The judgment of the Superior Court is affirmed in its entirety.

NOTES

[1] When property is scheduled for sale, the sheriff normally prepares a cost sheet which itemizes the costs associated with the sale. The cost sheet is customarily used by persons interested in the sale to assist in the bidding computation process and typically includes such items as: the underlying debt that the mortgagor owes the mortgagee (judgment), prothonotary costs, the principal amount, interest, late charges, escrow, overdrafts, counsel fees, transfer tax, sheriff's commissions and any other costs involved in the sale. The "upset price" represents the total amount of these costs. Mortgagees typically bid the "upset price" at sheriff's sales to guaranty that the underlying mortgage debt is recovered.

[2] The Superior Court's holding on Benjamin Duncan's motion was not appealed.
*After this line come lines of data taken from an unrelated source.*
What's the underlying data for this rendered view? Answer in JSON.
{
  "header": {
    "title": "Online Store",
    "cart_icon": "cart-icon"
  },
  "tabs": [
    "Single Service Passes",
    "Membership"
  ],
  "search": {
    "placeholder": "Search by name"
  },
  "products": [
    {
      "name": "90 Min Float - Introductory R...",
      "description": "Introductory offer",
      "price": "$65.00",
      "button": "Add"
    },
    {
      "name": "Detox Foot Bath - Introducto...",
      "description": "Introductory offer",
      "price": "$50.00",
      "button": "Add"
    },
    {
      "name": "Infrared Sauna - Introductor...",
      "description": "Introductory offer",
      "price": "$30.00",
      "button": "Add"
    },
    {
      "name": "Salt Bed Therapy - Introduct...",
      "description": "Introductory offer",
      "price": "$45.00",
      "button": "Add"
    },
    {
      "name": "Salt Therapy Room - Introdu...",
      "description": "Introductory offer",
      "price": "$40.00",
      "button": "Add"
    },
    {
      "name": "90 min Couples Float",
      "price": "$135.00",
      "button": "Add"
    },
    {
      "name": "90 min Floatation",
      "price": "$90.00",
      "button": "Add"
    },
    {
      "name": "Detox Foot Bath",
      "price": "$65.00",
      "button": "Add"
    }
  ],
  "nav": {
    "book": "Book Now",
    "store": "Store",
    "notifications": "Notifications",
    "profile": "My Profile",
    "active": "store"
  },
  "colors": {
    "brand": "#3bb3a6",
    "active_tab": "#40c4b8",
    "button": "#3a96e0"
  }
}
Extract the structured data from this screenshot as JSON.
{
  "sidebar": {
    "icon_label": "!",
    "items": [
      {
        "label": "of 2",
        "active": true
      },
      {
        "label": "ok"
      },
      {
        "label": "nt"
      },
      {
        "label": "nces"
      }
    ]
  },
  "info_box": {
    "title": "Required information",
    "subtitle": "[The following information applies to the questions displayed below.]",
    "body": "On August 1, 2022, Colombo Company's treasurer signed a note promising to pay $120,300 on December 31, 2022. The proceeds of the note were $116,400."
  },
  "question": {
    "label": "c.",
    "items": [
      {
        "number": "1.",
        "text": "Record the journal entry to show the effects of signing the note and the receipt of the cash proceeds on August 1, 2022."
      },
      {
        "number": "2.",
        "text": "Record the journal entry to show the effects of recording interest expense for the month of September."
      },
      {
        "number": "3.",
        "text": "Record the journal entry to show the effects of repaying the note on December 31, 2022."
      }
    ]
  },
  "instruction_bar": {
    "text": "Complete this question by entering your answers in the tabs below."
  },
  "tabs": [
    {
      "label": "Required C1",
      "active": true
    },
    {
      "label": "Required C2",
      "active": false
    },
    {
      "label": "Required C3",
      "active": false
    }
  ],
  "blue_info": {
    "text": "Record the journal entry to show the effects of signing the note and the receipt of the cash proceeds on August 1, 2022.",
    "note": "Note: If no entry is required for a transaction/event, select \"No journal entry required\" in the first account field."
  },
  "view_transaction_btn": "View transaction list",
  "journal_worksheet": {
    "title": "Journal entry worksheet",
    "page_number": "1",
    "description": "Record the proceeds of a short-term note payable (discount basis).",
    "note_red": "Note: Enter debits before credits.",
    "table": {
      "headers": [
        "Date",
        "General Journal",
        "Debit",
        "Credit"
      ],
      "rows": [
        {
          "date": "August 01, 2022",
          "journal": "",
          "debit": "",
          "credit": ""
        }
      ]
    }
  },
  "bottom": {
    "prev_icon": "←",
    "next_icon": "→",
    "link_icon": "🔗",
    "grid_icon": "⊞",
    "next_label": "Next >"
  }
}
[3] The mortgagor would normally be liable to the mortgagee for any deficiency between the price obtained for the property at the sale (minus costs of the sale) and the amount of the mortgagee's judgment. Subsequent to the sheriff's sale, however, Fidelity agreed not to pursue a deficiency claim against the Duncans.